"It is truly a game of gotcha that just nullifies the defendant's due process rights," Philip Morris's lawyer Stephen Shapiro told the justices.
Williams' lawyer Robert Peck countered that the US Supreme Court's order was conditional and that the Oregon high court had relied on a 92-year-old state law rule supporting its decision.
Mr. Peck said state courts retain the flexibility to identify a procedure under state law to address the due process issue raised by the US Supreme Court.
Justice Stephen Breyer said that his thinking about the case had evolved. He said when the appeal was first presented he considered the Oregon high court's actions a "run-around." He added, "I'm not sure I think that now."
Later in the argument, Justice Breyer asked why the Oregon high court hadn't raised the state law issue earlier in the case "and saved everybody a lot of trouble."
Justice Antonin Scalia asked if Peck was arguing that the Supreme Court's remand order to the Oregon court was in error. He added, "If you say it's in error, my next question is going to be is it up to a state court to sit in judgment about whether our remand orders are in error or not?"
Peck responded: "The Oregon Supreme Court took that remand order to mean that they had to have in place ... a procedure that was fair, outcome neutral...."
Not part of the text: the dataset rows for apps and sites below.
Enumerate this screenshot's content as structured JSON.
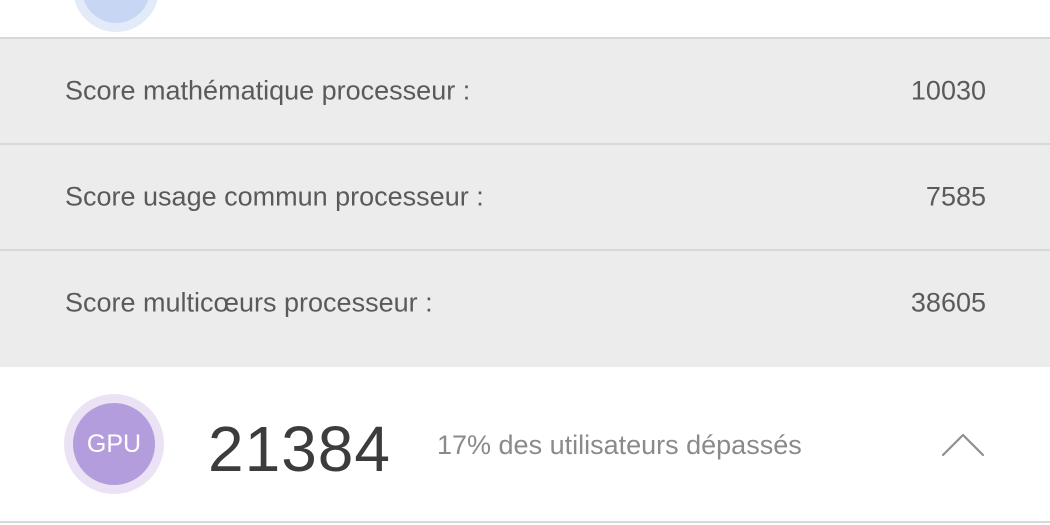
{
  "detail_rows": [
    {
      "label": "Score mathématique processeur :",
      "value": "10030"
    },
    {
      "label": "Score usage commun processeur :",
      "value": "7585"
    },
    {
      "label": "Score multicœurs processeur :",
      "value": "38605"
    }
  ],
  "gpu": {
    "badge": "GPU",
    "score": "21384",
    "percent_text": "17% des utilisateurs dépassés",
    "badge_color": "#b39ddd",
    "expanded": true
  },
  "icons": {
    "collapse": "chevron-up-icon"
  }
}
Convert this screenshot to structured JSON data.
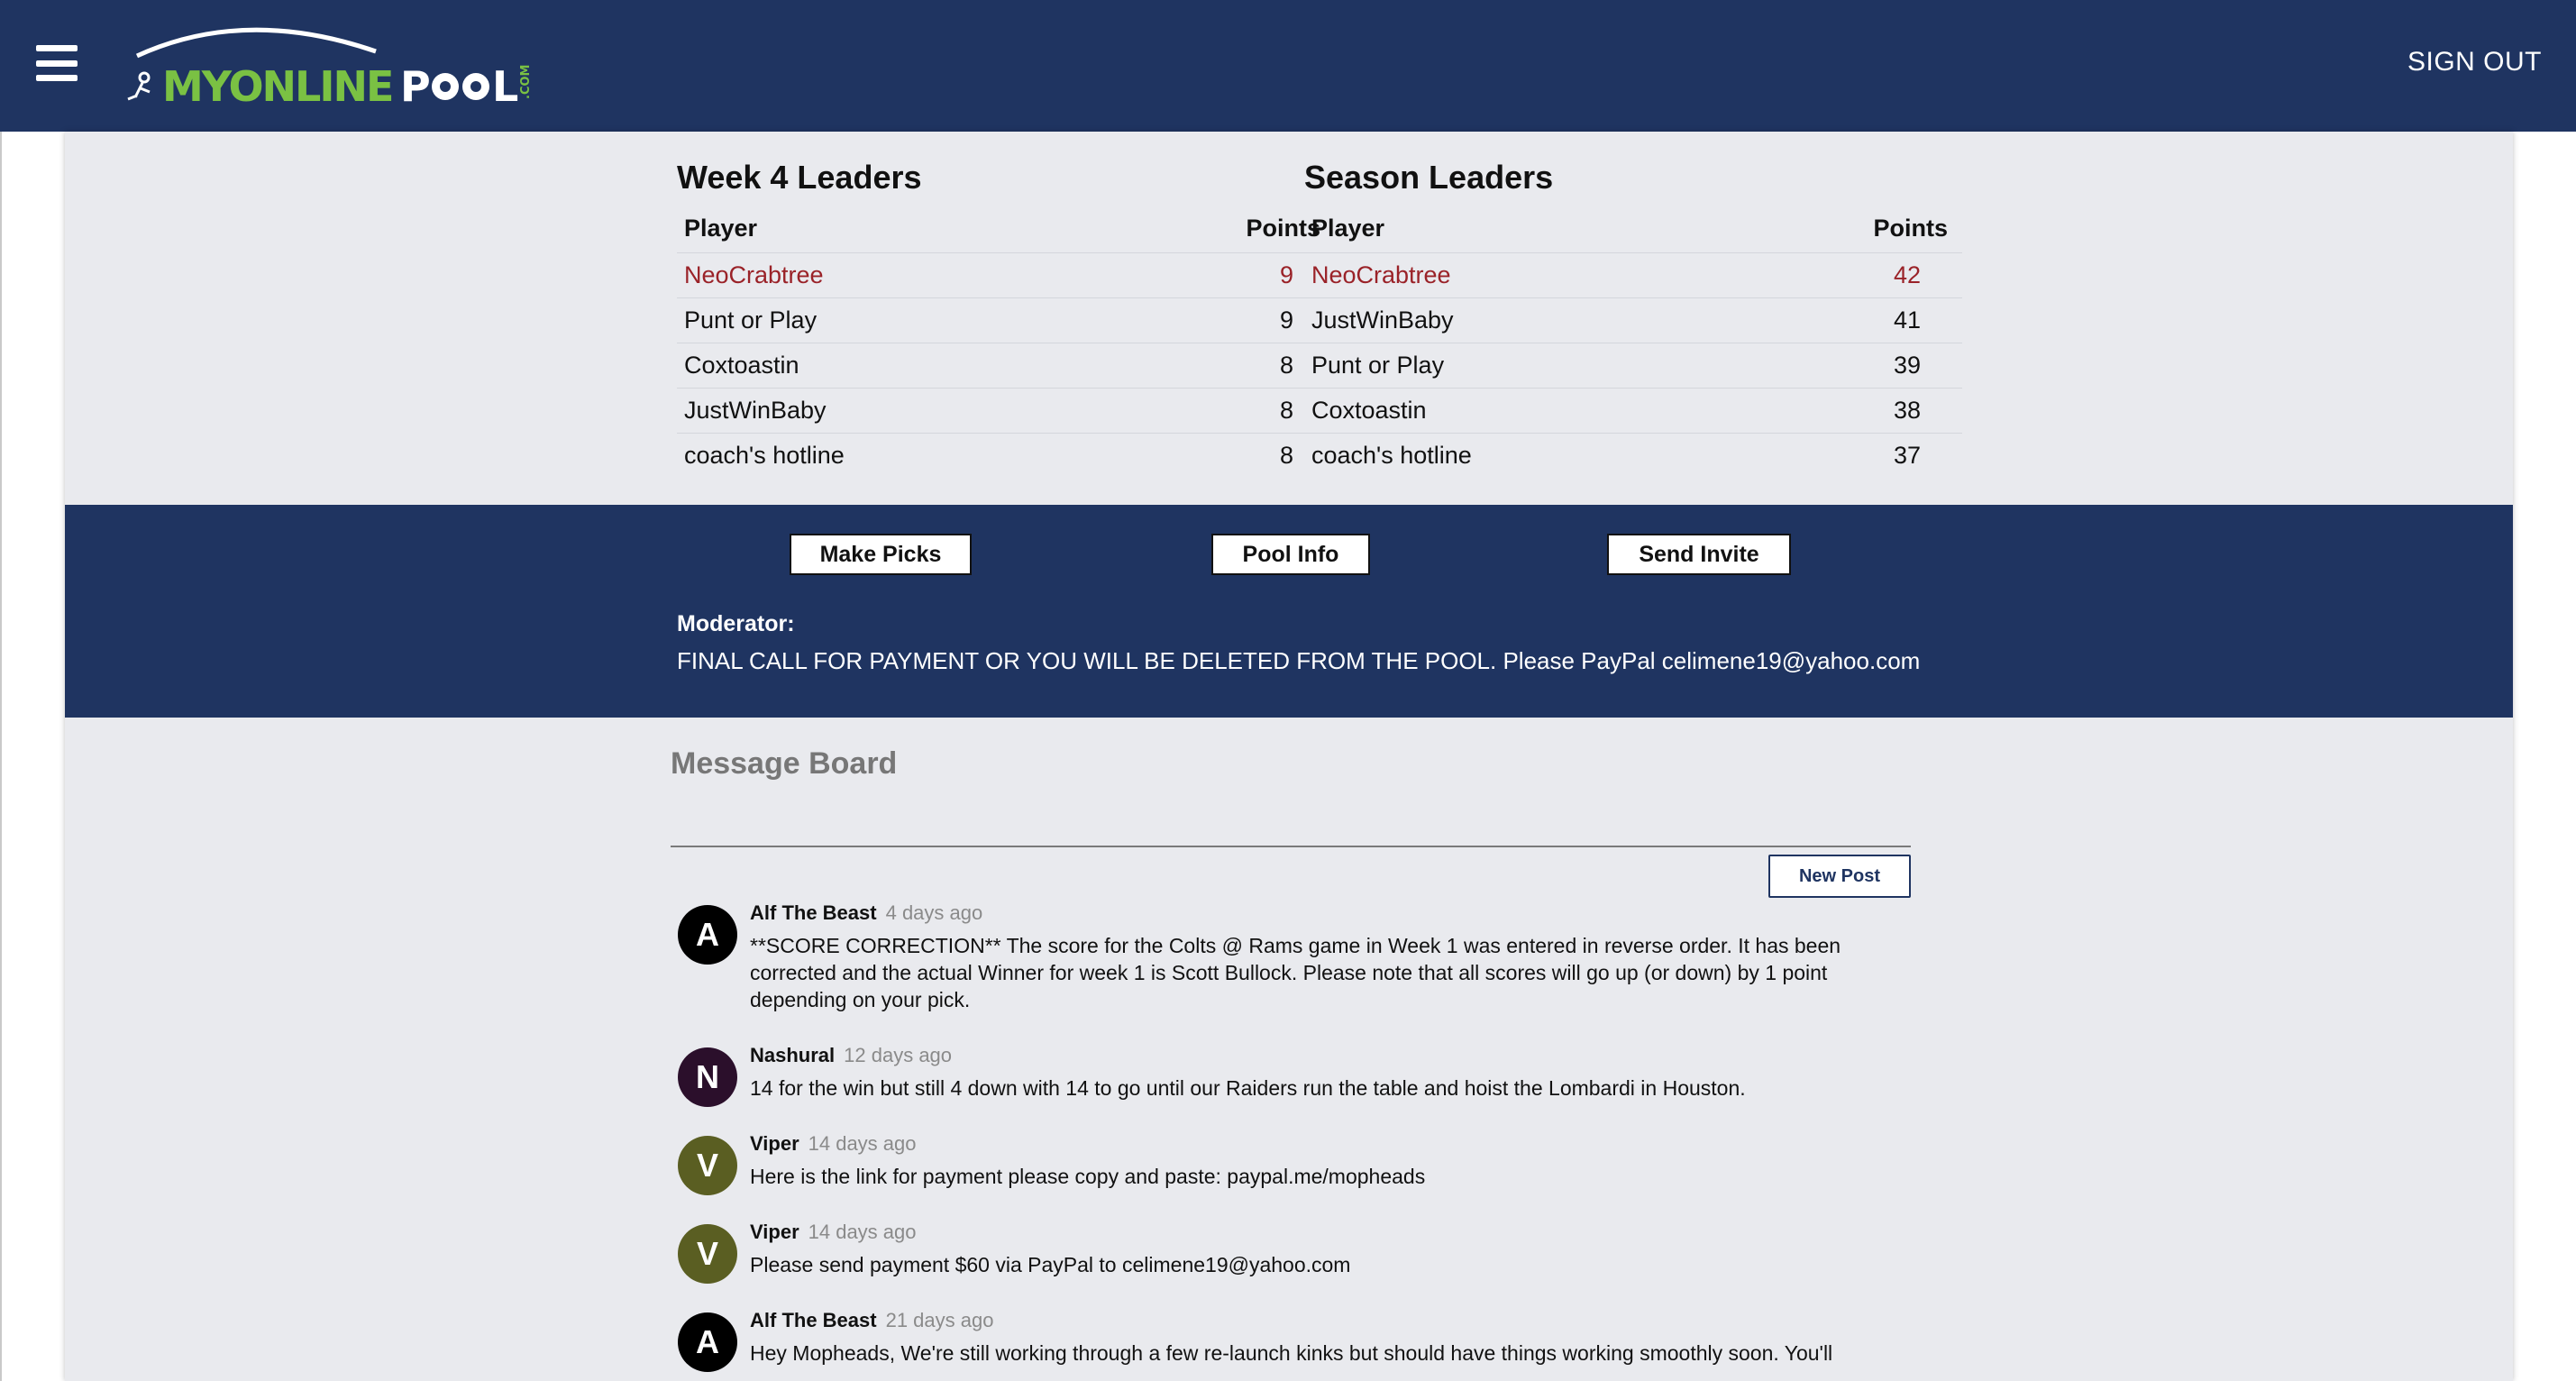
{
  "header": {
    "logo_text": "MYONLINEPOOL.COM",
    "sign_out": "SIGN OUT",
    "bg_color": "#1f3461"
  },
  "week_leaders": {
    "title": "Week 4 Leaders",
    "col_player": "Player",
    "col_points": "Points",
    "rows": [
      {
        "player": "NeoCrabtree",
        "points": "9"
      },
      {
        "player": "Punt or Play",
        "points": "9"
      },
      {
        "player": "Coxtoastin",
        "points": "8"
      },
      {
        "player": "JustWinBaby",
        "points": "8"
      },
      {
        "player": "coach's hotline",
        "points": "8"
      }
    ]
  },
  "season_leaders": {
    "title": "Season Leaders",
    "col_player": "Player",
    "col_points": "Points",
    "rows": [
      {
        "player": "NeoCrabtree",
        "points": "42"
      },
      {
        "player": "JustWinBaby",
        "points": "41"
      },
      {
        "player": "Punt or Play",
        "points": "39"
      },
      {
        "player": "Coxtoastin",
        "points": "38"
      },
      {
        "player": "coach's hotline",
        "points": "37"
      }
    ]
  },
  "actions": {
    "make_picks": "Make Picks",
    "pool_info": "Pool Info",
    "send_invite": "Send Invite"
  },
  "moderator": {
    "label": "Moderator:",
    "message": "FINAL CALL FOR PAYMENT OR YOU WILL BE DELETED FROM THE POOL. Please PayPal celimene19@yahoo.com"
  },
  "message_board": {
    "title": "Message Board",
    "new_post": "New Post",
    "posts": [
      {
        "initial": "A",
        "author": "Alf The Beast",
        "age": "4 days ago",
        "color": "#000000",
        "text": "**SCORE CORRECTION** The score for the Colts @ Rams game in Week 1 was entered in reverse order. It has been corrected and the actual Winner for week 1 is Scott Bullock. Please note that all scores will go up (or down) by 1 point depending on your pick."
      },
      {
        "initial": "N",
        "author": "Nashural",
        "age": "12 days ago",
        "color": "#2b0f2b",
        "text": "14 for the win but still 4 down with 14 to go until our Raiders run the table and hoist the Lombardi in Houston."
      },
      {
        "initial": "V",
        "author": "Viper",
        "age": "14 days ago",
        "color": "#5a5e22",
        "text": "Here is the link for payment please copy and paste: paypal.me/mopheads"
      },
      {
        "initial": "V",
        "author": "Viper",
        "age": "14 days ago",
        "color": "#5a5e22",
        "text": "Please send payment $60 via PayPal to celimene19@yahoo.com"
      },
      {
        "initial": "A",
        "author": "Alf The Beast",
        "age": "21 days ago",
        "color": "#000000",
        "text": "Hey Mopheads, We're still working through a few re-launch kinks but should have things working smoothly soon. You'll"
      }
    ]
  },
  "colors": {
    "leader_highlight": "#9a2228",
    "content_bg": "#e9eaee"
  }
}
Justice Scalia interjected: "If that's what they took it to mean, they were just wrong. That's not what it says." He then read part of the order: "We remand so that the Oregon Supreme Court can apply the standard we have set forth."
Peck said there is no indication that the Oregon Supreme Court's decision does not comply with the high court's directive.
"The problem that I think we all have is how do we guard against making constitutional decisions which are simply going to be nullified by some clever device, raising a procedural issue or an issue of state law when the case goes back [to the state courts]," Justice David Souter said.
Near the end of the session, Chief Justice John Roberts said the Supreme Court could avoid similar situations in the future by squarely deciding the excessive punitive damages issue in the case, rather than sending the issue back for state judges to decide.
The case is being closely watched because a number of justices have been trying for several years to articulate a workable system of constitutional limitations on what are viewed by some analysts as excessive multimillion-dollar punitive damages verdicts.
The justices are sharply divided over the issue, with Scalia and Justice Clarence Thomas opposed to any effort to limit punitive damages because they say the Constitution places no limits on them. Justices John Paul Stevens and Ruth Bader Ginsburg have also opposed such limits.
The latest action of the Oregon high court raises the possibility that the Supreme Court might use the case to clarify when state courts are required to follow Supreme Court instructions and when they aren't. But from their questions, the justices did not appear to be lining up behind any particular approach.
For its part, Philip Morris is asking the court to throw out the punitive damages award and order a new trial.
Lawyers for Williams are urging the Supreme Court to allow the Oregon decision to stand so their client can collect the award.
The case stems from a 1999 trial. Williams charged in her lawsuit that Philip Morris deceived her late husband, Jesse, into believing that his three-pack-a-day addiction to cigarettes was not life threatening, or even unhealthy.
Philip Morris denied fraud allegations, saying everyone knows cigarettes may be hazardous to your health.
The current dispute focuses on the trial judge's instructions to the jury. Philip Morris's lawyers were worried that the jurors might try to punish the company for harms not just to Jesse Williams but to other smokers not involved in the case.
The judge declined to give the company's suggested instruction to the jury.
The jury found Philip Morris had engaged in a fraud while marketing its cigarettes, and assessed punitive damages of $79.5 million.
A decision is expected in the case by June.